MercoPress, en Español

Montevideo, November 21st 2017 - 21:21 UTC

Unemployment in recession-hit Brazil climbing: 8.8 million looking for jobs

Saturday, October 31st 2015 - 06:42 UTC
Full article 18 comments
The number of jobless workers went up 1.21 million in one year, which puts the total number of people seeking employment at 8.8 million The number of jobless workers went up 1.21 million in one year, which puts the total number of people seeking employment at 8.8 million
The sectors that lost the most jobs over the past year were industry (-3.5%) and construction (-2.9%), the ones hit hardest by Brazil's current recession. The sectors that lost the most jobs over the past year were industry (-3.5%) and construction (-2.9%), the ones hit hardest by Brazil's current recession.
According to the statistics, unemployment has grown steadily throughout Brazil since November of last year, when it reached 6.5%. According to the statistics, unemployment has grown steadily throughout Brazil since November of last year, when it reached 6.5%.

Unemployment in recession deep Brazil climbed to 8.7% of active population in the quarter ending last August, the government said Thursday. The indicator shows a steep hike from the 6.9% recorded in August 2014, according to statistics of the National Study of Households (PNAD), published by the state Brazilian Institute for Geography and Statistics (IBGE).

 The number of jobless workers went up 1.21 million in one year, which puts the total number of people seeking employment at 8.8 million, while the active population remained stable at 92.1 million.
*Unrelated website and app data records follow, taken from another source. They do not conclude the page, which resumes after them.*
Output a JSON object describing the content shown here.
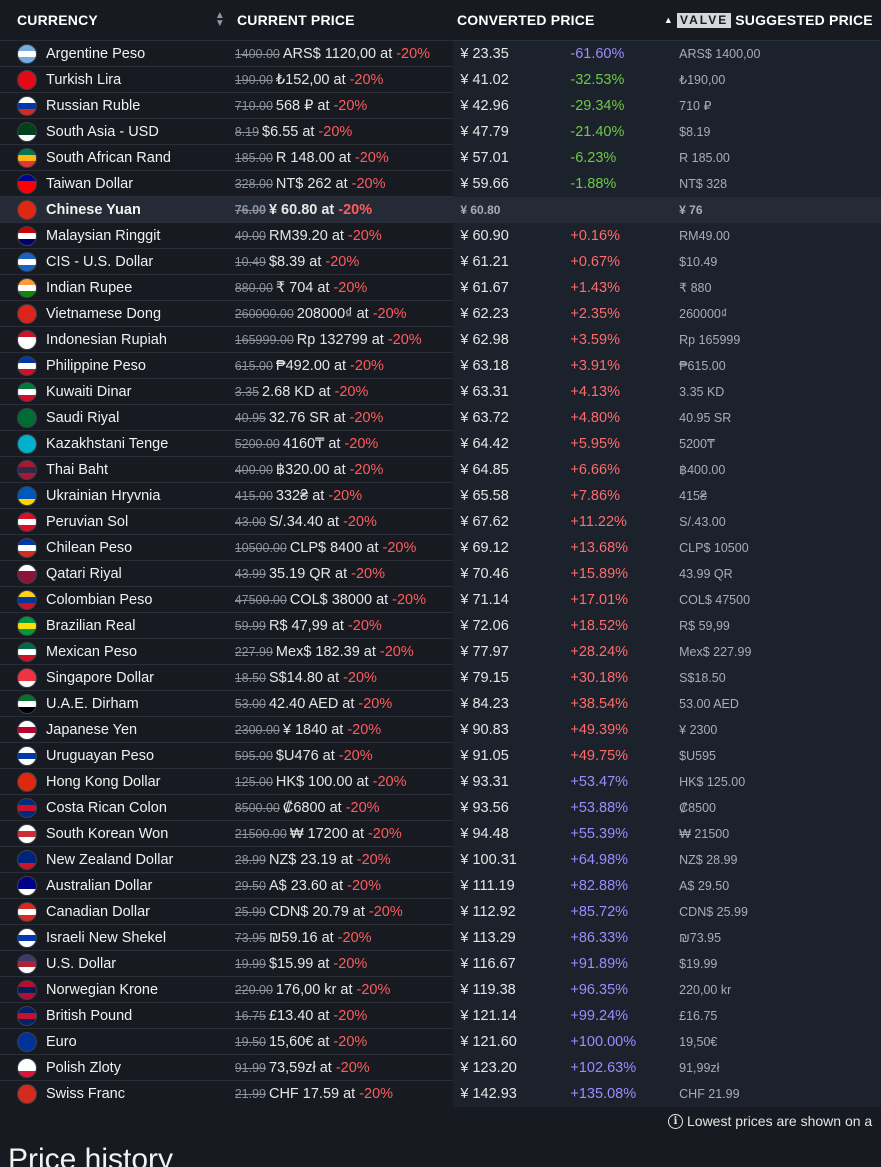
{
  "header": {
    "currency": "CURRENCY",
    "current_price": "CURRENT PRICE",
    "converted_price": "CONVERTED PRICE",
    "valve_logo": "VALVE",
    "suggested_price": "SUGGESTED PRICE"
  },
  "at_word": "at",
  "rows": [
    {
      "name": "Argentine Peso",
      "flag": [
        "#74acdf",
        "#ffffff",
        "#74acdf"
      ],
      "old": "1400.00",
      "now": "ARS$ 1120,00",
      "disc": "-20%",
      "conv": "¥ 23.35",
      "pct": "-61.60%",
      "cls": "pos-big",
      "sugg": "ARS$ 1400,00"
    },
    {
      "name": "Turkish Lira",
      "flag": [
        "#e30a17",
        "#e30a17",
        "#e30a17"
      ],
      "old": "190.00",
      "now": "₺152,00",
      "disc": "-20%",
      "conv": "¥ 41.02",
      "pct": "-32.53%",
      "cls": "neg",
      "sugg": "₺190,00"
    },
    {
      "name": "Russian Ruble",
      "flag": [
        "#ffffff",
        "#0039a6",
        "#d52b1e"
      ],
      "old": "710.00",
      "now": "568 ₽",
      "disc": "-20%",
      "conv": "¥ 42.96",
      "pct": "-29.34%",
      "cls": "neg",
      "sugg": "710 ₽"
    },
    {
      "name": "South Asia - USD",
      "flag": [
        "#01411c",
        "#01411c",
        "#ffffff"
      ],
      "old": "8.19",
      "now": "$6.55",
      "disc": "-20%",
      "conv": "¥ 47.79",
      "pct": "-21.40%",
      "cls": "neg",
      "sugg": "$8.19"
    },
    {
      "name": "South African Rand",
      "flag": [
        "#007a4d",
        "#ffb612",
        "#de3831"
      ],
      "old": "185.00",
      "now": "R 148.00",
      "disc": "-20%",
      "conv": "¥ 57.01",
      "pct": "-6.23%",
      "cls": "neg",
      "sugg": "R 185.00"
    },
    {
      "name": "Taiwan Dollar",
      "flag": [
        "#000095",
        "#fe0000",
        "#fe0000"
      ],
      "old": "328.00",
      "now": "NT$ 262",
      "disc": "-20%",
      "conv": "¥ 59.66",
      "pct": "-1.88%",
      "cls": "neg",
      "sugg": "NT$ 328"
    },
    {
      "name": "Chinese Yuan",
      "flag": [
        "#de2910",
        "#de2910",
        "#de2910"
      ],
      "old": "76.00",
      "now": "¥ 60.80",
      "disc": "-20%",
      "conv": "¥ 60.80",
      "pct": "",
      "cls": "",
      "sugg": "¥ 76",
      "highlight": true
    },
    {
      "name": "Malaysian Ringgit",
      "flag": [
        "#cc0001",
        "#ffffff",
        "#010066"
      ],
      "old": "49.00",
      "now": "RM39.20",
      "disc": "-20%",
      "conv": "¥ 60.90",
      "pct": "+0.16%",
      "cls": "pos-small",
      "sugg": "RM49.00"
    },
    {
      "name": "CIS - U.S. Dollar",
      "flag": [
        "#1565c0",
        "#ffffff",
        "#1565c0"
      ],
      "old": "10.49",
      "now": "$8.39",
      "disc": "-20%",
      "conv": "¥ 61.21",
      "pct": "+0.67%",
      "cls": "pos-small",
      "sugg": "$10.49"
    },
    {
      "name": "Indian Rupee",
      "flag": [
        "#ff9933",
        "#ffffff",
        "#138808"
      ],
      "old": "880.00",
      "now": "₹ 704",
      "disc": "-20%",
      "conv": "¥ 61.67",
      "pct": "+1.43%",
      "cls": "pos-small",
      "sugg": "₹ 880"
    },
    {
      "name": "Vietnamese Dong",
      "flag": [
        "#da251d",
        "#da251d",
        "#da251d"
      ],
      "old": "260000.00",
      "now": "208000₫",
      "disc": "-20%",
      "conv": "¥ 62.23",
      "pct": "+2.35%",
      "cls": "pos-small",
      "sugg": "260000₫"
    },
    {
      "name": "Indonesian Rupiah",
      "flag": [
        "#ce1126",
        "#ffffff",
        "#ffffff"
      ],
      "old": "165999.00",
      "now": "Rp 132799",
      "disc": "-20%",
      "conv": "¥ 62.98",
      "pct": "+3.59%",
      "cls": "pos-small",
      "sugg": "Rp 165999"
    },
    {
      "name": "Philippine Peso",
      "flag": [
        "#0038a8",
        "#ffffff",
        "#ce1126"
      ],
      "old": "615.00",
      "now": "₱492.00",
      "disc": "-20%",
      "conv": "¥ 63.18",
      "pct": "+3.91%",
      "cls": "pos-small",
      "sugg": "₱615.00"
    },
    {
      "name": "Kuwaiti Dinar",
      "flag": [
        "#007a3d",
        "#ffffff",
        "#ce1126"
      ],
      "old": "3.35",
      "now": "2.68 KD",
      "disc": "-20%",
      "conv": "¥ 63.31",
      "pct": "+4.13%",
      "cls": "pos-small",
      "sugg": "3.35 KD"
    },
    {
      "name": "Saudi Riyal",
      "flag": [
        "#006c35",
        "#006c35",
        "#006c35"
      ],
      "old": "40.95",
      "now": "32.76 SR",
      "disc": "-20%",
      "conv": "¥ 63.72",
      "pct": "+4.80%",
      "cls": "pos-small",
      "sugg": "40.95 SR"
    },
    {
      "name": "Kazakhstani Tenge",
      "flag": [
        "#00afca",
        "#00afca",
        "#00afca"
      ],
      "old": "5200.00",
      "now": "4160₸",
      "disc": "-20%",
      "conv": "¥ 64.42",
      "pct": "+5.95%",
      "cls": "pos-small",
      "sugg": "5200₸"
    },
    {
      "name": "Thai Baht",
      "flag": [
        "#a51931",
        "#2d2a4a",
        "#a51931"
      ],
      "old": "400.00",
      "now": "฿320.00",
      "disc": "-20%",
      "conv": "¥ 64.85",
      "pct": "+6.66%",
      "cls": "pos-small",
      "sugg": "฿400.00"
    },
    {
      "name": "Ukrainian Hryvnia",
      "flag": [
        "#0057b7",
        "#0057b7",
        "#ffd700"
      ],
      "old": "415.00",
      "now": "332₴",
      "disc": "-20%",
      "conv": "¥ 65.58",
      "pct": "+7.86%",
      "cls": "pos-small",
      "sugg": "415₴"
    },
    {
      "name": "Peruvian Sol",
      "flag": [
        "#d91023",
        "#ffffff",
        "#d91023"
      ],
      "old": "43.00",
      "now": "S/.34.40",
      "disc": "-20%",
      "conv": "¥ 67.62",
      "pct": "+11.22%",
      "cls": "pos-small",
      "sugg": "S/.43.00"
    },
    {
      "name": "Chilean Peso",
      "flag": [
        "#0039a6",
        "#ffffff",
        "#d52b1e"
      ],
      "old": "10500.00",
      "now": "CLP$ 8400",
      "disc": "-20%",
      "conv": "¥ 69.12",
      "pct": "+13.68%",
      "cls": "pos-small",
      "sugg": "CLP$ 10500"
    },
    {
      "name": "Qatari Riyal",
      "flag": [
        "#ffffff",
        "#8a1538",
        "#8a1538"
      ],
      "old": "43.99",
      "now": "35.19 QR",
      "disc": "-20%",
      "conv": "¥ 70.46",
      "pct": "+15.89%",
      "cls": "pos-small",
      "sugg": "43.99 QR"
    },
    {
      "name": "Colombian Peso",
      "flag": [
        "#fcd116",
        "#003893",
        "#ce1126"
      ],
      "old": "47500.00",
      "now": "COL$ 38000",
      "disc": "-20%",
      "conv": "¥ 71.14",
      "pct": "+17.01%",
      "cls": "pos-small",
      "sugg": "COL$ 47500"
    },
    {
      "name": "Brazilian Real",
      "flag": [
        "#009c3b",
        "#ffdf00",
        "#009c3b"
      ],
      "old": "59.99",
      "now": "R$ 47,99",
      "disc": "-20%",
      "conv": "¥ 72.06",
      "pct": "+18.52%",
      "cls": "pos-small",
      "sugg": "R$ 59,99"
    },
    {
      "name": "Mexican Peso",
      "flag": [
        "#006847",
        "#ffffff",
        "#ce1126"
      ],
      "old": "227.99",
      "now": "Mex$ 182.39",
      "disc": "-20%",
      "conv": "¥ 77.97",
      "pct": "+28.24%",
      "cls": "pos-small",
      "sugg": "Mex$ 227.99"
    },
    {
      "name": "Singapore Dollar",
      "flag": [
        "#ef3340",
        "#ef3340",
        "#ffffff"
      ],
      "old": "18.50",
      "now": "S$14.80",
      "disc": "-20%",
      "conv": "¥ 79.15",
      "pct": "+30.18%",
      "cls": "pos-small",
      "sugg": "S$18.50"
    },
    {
      "name": "U.A.E. Dirham",
      "flag": [
        "#00732f",
        "#ffffff",
        "#000000"
      ],
      "old": "53.00",
      "now": "42.40 AED",
      "disc": "-20%",
      "conv": "¥ 84.23",
      "pct": "+38.54%",
      "cls": "pos-small",
      "sugg": "53.00 AED"
    },
    {
      "name": "Japanese Yen",
      "flag": [
        "#ffffff",
        "#bc002d",
        "#ffffff"
      ],
      "old": "2300.00",
      "now": "¥ 1840",
      "disc": "-20%",
      "conv": "¥ 90.83",
      "pct": "+49.39%",
      "cls": "pos-small",
      "sugg": "¥ 2300"
    },
    {
      "name": "Uruguayan Peso",
      "flag": [
        "#ffffff",
        "#0038a8",
        "#ffffff"
      ],
      "old": "595.00",
      "now": "$U476",
      "disc": "-20%",
      "conv": "¥ 91.05",
      "pct": "+49.75%",
      "cls": "pos-small",
      "sugg": "$U595"
    },
    {
      "name": "Hong Kong Dollar",
      "flag": [
        "#de2910",
        "#de2910",
        "#de2910"
      ],
      "old": "125.00",
      "now": "HK$ 100.00",
      "disc": "-20%",
      "conv": "¥ 93.31",
      "pct": "+53.47%",
      "cls": "pos-big",
      "sugg": "HK$ 125.00"
    },
    {
      "name": "Costa Rican Colon",
      "flag": [
        "#002b7f",
        "#ce1126",
        "#002b7f"
      ],
      "old": "8500.00",
      "now": "₡6800",
      "disc": "-20%",
      "conv": "¥ 93.56",
      "pct": "+53.88%",
      "cls": "pos-big",
      "sugg": "₡8500"
    },
    {
      "name": "South Korean Won",
      "flag": [
        "#ffffff",
        "#cd2e3a",
        "#ffffff"
      ],
      "old": "21500.00",
      "now": "₩ 17200",
      "disc": "-20%",
      "conv": "¥ 94.48",
      "pct": "+55.39%",
      "cls": "pos-big",
      "sugg": "₩ 21500"
    },
    {
      "name": "New Zealand Dollar",
      "flag": [
        "#00247d",
        "#00247d",
        "#cc142b"
      ],
      "old": "28.99",
      "now": "NZ$ 23.19",
      "disc": "-20%",
      "conv": "¥ 100.31",
      "pct": "+64.98%",
      "cls": "pos-big",
      "sugg": "NZ$ 28.99"
    },
    {
      "name": "Australian Dollar",
      "flag": [
        "#00008b",
        "#00008b",
        "#ffffff"
      ],
      "old": "29.50",
      "now": "A$ 23.60",
      "disc": "-20%",
      "conv": "¥ 111.19",
      "pct": "+82.88%",
      "cls": "pos-big",
      "sugg": "A$ 29.50"
    },
    {
      "name": "Canadian Dollar",
      "flag": [
        "#d52b1e",
        "#ffffff",
        "#d52b1e"
      ],
      "old": "25.99",
      "now": "CDN$ 20.79",
      "disc": "-20%",
      "conv": "¥ 112.92",
      "pct": "+85.72%",
      "cls": "pos-big",
      "sugg": "CDN$ 25.99"
    },
    {
      "name": "Israeli New Shekel",
      "flag": [
        "#ffffff",
        "#0038b8",
        "#ffffff"
      ],
      "old": "73.95",
      "now": "₪59.16",
      "disc": "-20%",
      "conv": "¥ 113.29",
      "pct": "+86.33%",
      "cls": "pos-big",
      "sugg": "₪73.95"
    },
    {
      "name": "U.S. Dollar",
      "flag": [
        "#3c3b6e",
        "#b22234",
        "#ffffff"
      ],
      "old": "19.99",
      "now": "$15.99",
      "disc": "-20%",
      "conv": "¥ 116.67",
      "pct": "+91.89%",
      "cls": "pos-big",
      "sugg": "$19.99"
    },
    {
      "name": "Norwegian Krone",
      "flag": [
        "#ba0c2f",
        "#00205b",
        "#ba0c2f"
      ],
      "old": "220.00",
      "now": "176,00 kr",
      "disc": "-20%",
      "conv": "¥ 119.38",
      "pct": "+96.35%",
      "cls": "pos-big",
      "sugg": "220,00 kr"
    },
    {
      "name": "British Pound",
      "flag": [
        "#012169",
        "#c8102e",
        "#012169"
      ],
      "old": "16.75",
      "now": "£13.40",
      "disc": "-20%",
      "conv": "¥ 121.14",
      "pct": "+99.24%",
      "cls": "pos-big",
      "sugg": "£16.75"
    },
    {
      "name": "Euro",
      "flag": [
        "#003399",
        "#003399",
        "#003399"
      ],
      "old": "19.50",
      "now": "15,60€",
      "disc": "-20%",
      "conv": "¥ 121.60",
      "pct": "+100.00%",
      "cls": "pos-big",
      "sugg": "19,50€"
    },
    {
      "name": "Polish Zloty",
      "flag": [
        "#ffffff",
        "#ffffff",
        "#dc143c"
      ],
      "old": "91.99",
      "now": "73,59zł",
      "disc": "-20%",
      "conv": "¥ 123.20",
      "pct": "+102.63%",
      "cls": "pos-big",
      "sugg": "91,99zł"
    },
    {
      "name": "Swiss Franc",
      "flag": [
        "#d52b1e",
        "#d52b1e",
        "#d52b1e"
      ],
      "old": "21.99",
      "now": "CHF 17.59",
      "disc": "-20%",
      "conv": "¥ 142.93",
      "pct": "+135.08%",
      "cls": "pos-big",
      "sugg": "CHF 21.99"
    }
  ],
  "footer": {
    "note": "Lowest prices are shown on a"
  },
  "section": {
    "title": "Price history"
  }
}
The sectors that lost the most jobs over the past year were industry (-3.5%) and construction (-2.9%), the ones hit hardest by Brazil's current recession.

In the country's six main cities, unemployment stood at 7.6% last September, according to another official study presented by the IBGE last week, and which will be definitively substituted in 2016 by the PNAD, which includes the methodology recommended by the International Labor Organization, or ILO.

According to these statistics, unemployment has grown steadily throughout Brazil since November of last year, when it reached 6.5%.

The Brazilian economy grew by only 0.1% in 2014, is currently in a recession, and experts forecast for the year 2015 a contraction of 3%.

The government launched an austerity plan aimed at correcting its budget deficit, but which has, however, contributed to the slowdown of the economy. The package of austerity measures included an increase in interest rates, restrictions on credit and on government spending, as well as higher taxes, which have discouraged investment and consumer purchasing.

Soaring inflation, which reached 7.64% in the first nine months of the year, and more expensive credit have also contributed to freezing family consumption, which has traditionally been the driving force of the Brazilian economy.

Categories: Economy, Politics, Brazil.

Top Comments

Disclaimer & comment rules
  • ChrisR

    Unemplyment of this scale is no surprise at all given the utter mismanagement of the economy by The Liar Mantega and DumbAss Dilma PLUS the on-going corruption which seems to pervade all aspects of the economy.

    Where this is going to end is anyone's guess but it will undoubtedly be very harmful to what is left of the economy.

    Oct 31st, 2015 - 05:29 pm 0
  • Jack Bauer

    “Unemployment in recession deep Brazil climbed to 8.7% of active population in the quarter ending last August, the government said Thursday. ”

    8.7% of the economically 'active' population...add to that another 14 million families, or 47 million people, 28 million of which are of working age, all sponging off the Bolsa familia, and you get a far better feeling of the shit Brazil is in....To try to balance the 2016 budget, fat D has made deep cuts into public health, education and infrastructure investments, but not the Bolsa Família. Great strategy to build a strong economy.

    Oct 31st, 2015 - 09:06 pm 0
  • ChrisR

    @ 2 Jack Bauer
    “but not the Bolsa Família.”

    Just the same in Uruguay.

    It seems that the countries with these schemes are shit scared of reducing them, nevermind cancelling the programme itself because the stinking poor will riot.

    And that will be the first day in their wasted lives that they have “worked”.

    Nov 01st, 2015 - 11:44 am 0
Read all comments

Commenting for this story is now closed.
If you have a Facebook account, become a fan and comment on our Facebook Page!